* **Exercise goal**: If a line in the records below contains "Total", copy that line.

[Dataset rows for apps and sites]
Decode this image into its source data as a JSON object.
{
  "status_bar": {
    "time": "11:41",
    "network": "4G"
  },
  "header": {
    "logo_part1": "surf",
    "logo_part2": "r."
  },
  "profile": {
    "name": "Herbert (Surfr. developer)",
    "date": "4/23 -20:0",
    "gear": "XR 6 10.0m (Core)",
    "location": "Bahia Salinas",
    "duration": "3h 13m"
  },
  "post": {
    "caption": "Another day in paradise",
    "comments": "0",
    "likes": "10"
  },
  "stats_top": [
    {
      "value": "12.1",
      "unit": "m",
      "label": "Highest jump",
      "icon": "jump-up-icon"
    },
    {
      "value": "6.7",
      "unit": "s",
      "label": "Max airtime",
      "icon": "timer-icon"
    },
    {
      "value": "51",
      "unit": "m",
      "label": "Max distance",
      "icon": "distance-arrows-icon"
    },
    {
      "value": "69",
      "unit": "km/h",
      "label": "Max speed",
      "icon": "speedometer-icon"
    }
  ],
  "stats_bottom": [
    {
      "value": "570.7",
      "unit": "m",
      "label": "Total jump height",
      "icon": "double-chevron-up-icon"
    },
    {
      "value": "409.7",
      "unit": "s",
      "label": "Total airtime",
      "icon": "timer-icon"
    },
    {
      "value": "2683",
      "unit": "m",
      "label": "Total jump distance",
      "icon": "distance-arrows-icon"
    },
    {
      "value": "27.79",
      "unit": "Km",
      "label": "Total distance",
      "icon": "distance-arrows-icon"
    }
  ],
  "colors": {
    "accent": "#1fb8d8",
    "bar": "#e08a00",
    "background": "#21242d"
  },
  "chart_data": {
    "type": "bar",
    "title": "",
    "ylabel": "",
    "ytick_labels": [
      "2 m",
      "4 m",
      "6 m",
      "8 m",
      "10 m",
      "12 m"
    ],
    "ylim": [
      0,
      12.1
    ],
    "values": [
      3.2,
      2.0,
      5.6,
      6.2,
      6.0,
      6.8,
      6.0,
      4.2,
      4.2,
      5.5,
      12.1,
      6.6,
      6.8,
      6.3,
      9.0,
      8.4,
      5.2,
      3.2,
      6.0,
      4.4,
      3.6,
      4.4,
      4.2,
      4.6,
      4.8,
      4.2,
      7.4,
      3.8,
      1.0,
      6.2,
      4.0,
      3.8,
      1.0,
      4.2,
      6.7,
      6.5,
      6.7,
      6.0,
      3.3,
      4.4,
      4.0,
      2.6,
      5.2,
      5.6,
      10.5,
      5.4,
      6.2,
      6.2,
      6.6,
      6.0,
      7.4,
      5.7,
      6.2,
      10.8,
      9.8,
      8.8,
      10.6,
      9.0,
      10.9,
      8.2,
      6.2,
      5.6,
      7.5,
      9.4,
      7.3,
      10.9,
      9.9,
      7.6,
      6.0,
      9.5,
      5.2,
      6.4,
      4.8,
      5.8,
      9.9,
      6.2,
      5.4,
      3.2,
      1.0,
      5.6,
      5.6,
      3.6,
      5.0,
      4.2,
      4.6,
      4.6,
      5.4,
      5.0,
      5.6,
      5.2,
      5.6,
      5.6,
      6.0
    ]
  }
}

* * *

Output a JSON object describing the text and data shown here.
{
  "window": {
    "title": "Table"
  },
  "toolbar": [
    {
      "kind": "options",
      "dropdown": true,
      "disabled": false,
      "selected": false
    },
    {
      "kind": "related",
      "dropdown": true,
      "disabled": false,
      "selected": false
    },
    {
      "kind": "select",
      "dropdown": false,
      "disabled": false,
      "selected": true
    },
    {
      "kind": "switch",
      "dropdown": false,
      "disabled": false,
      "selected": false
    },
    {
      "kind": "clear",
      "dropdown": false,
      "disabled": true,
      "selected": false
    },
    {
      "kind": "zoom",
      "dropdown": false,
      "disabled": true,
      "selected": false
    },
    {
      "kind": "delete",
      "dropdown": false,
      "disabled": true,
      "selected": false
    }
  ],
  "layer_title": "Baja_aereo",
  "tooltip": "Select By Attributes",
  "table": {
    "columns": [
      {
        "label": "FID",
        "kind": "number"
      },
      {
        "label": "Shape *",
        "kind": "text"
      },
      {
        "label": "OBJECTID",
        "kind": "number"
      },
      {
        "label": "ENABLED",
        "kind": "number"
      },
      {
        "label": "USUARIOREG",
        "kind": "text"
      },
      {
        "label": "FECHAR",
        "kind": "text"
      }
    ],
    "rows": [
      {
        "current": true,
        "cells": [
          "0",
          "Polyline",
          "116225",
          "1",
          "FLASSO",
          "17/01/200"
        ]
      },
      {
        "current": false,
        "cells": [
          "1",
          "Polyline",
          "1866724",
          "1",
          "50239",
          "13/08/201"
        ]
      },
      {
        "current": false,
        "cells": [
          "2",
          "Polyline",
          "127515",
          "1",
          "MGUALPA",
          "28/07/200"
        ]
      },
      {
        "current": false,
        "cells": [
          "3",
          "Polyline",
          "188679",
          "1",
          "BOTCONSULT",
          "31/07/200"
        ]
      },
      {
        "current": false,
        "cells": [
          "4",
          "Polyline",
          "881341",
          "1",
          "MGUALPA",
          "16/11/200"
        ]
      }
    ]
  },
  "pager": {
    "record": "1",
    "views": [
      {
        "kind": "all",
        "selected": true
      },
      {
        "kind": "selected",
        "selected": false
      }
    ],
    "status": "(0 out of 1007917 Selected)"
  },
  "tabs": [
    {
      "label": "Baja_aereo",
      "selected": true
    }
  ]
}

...

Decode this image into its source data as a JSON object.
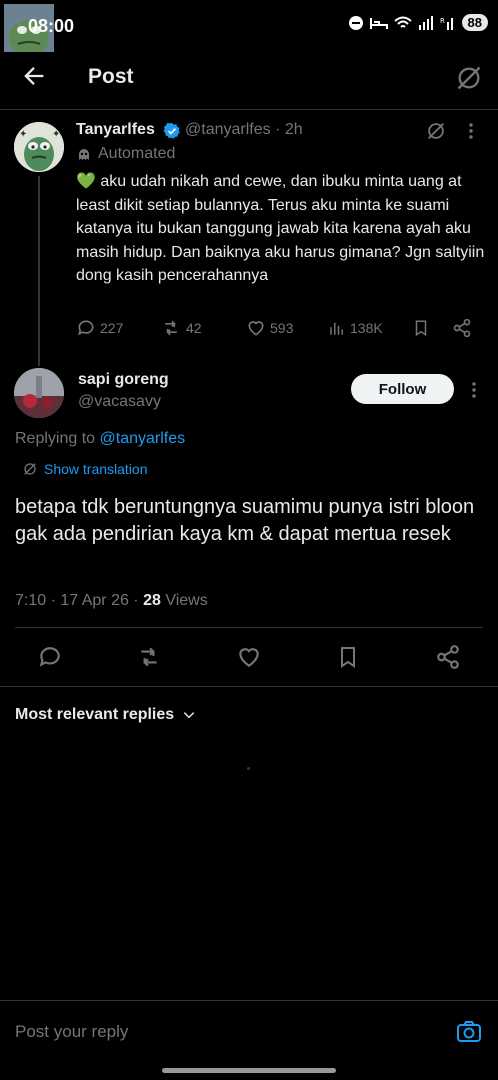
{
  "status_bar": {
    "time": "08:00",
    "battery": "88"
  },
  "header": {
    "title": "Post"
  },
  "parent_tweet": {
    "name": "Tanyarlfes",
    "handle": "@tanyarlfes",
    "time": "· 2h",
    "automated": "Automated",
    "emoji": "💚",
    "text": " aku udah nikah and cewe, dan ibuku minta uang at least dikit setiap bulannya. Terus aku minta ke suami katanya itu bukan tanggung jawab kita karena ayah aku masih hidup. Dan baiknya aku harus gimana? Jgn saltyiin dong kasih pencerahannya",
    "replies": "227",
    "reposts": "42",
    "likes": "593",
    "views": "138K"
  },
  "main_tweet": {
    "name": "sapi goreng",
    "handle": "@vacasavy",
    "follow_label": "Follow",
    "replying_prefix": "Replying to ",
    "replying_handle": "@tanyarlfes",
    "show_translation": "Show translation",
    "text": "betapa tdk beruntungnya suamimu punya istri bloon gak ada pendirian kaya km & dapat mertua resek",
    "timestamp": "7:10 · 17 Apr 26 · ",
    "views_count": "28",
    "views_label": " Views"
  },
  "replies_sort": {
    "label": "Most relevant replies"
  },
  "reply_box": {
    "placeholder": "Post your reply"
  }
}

* **Exercise solution**:
      "label": "Total jump height",
      "label": "Total airtime",
      "label": "Total jump distance",
      "label": "Total distance",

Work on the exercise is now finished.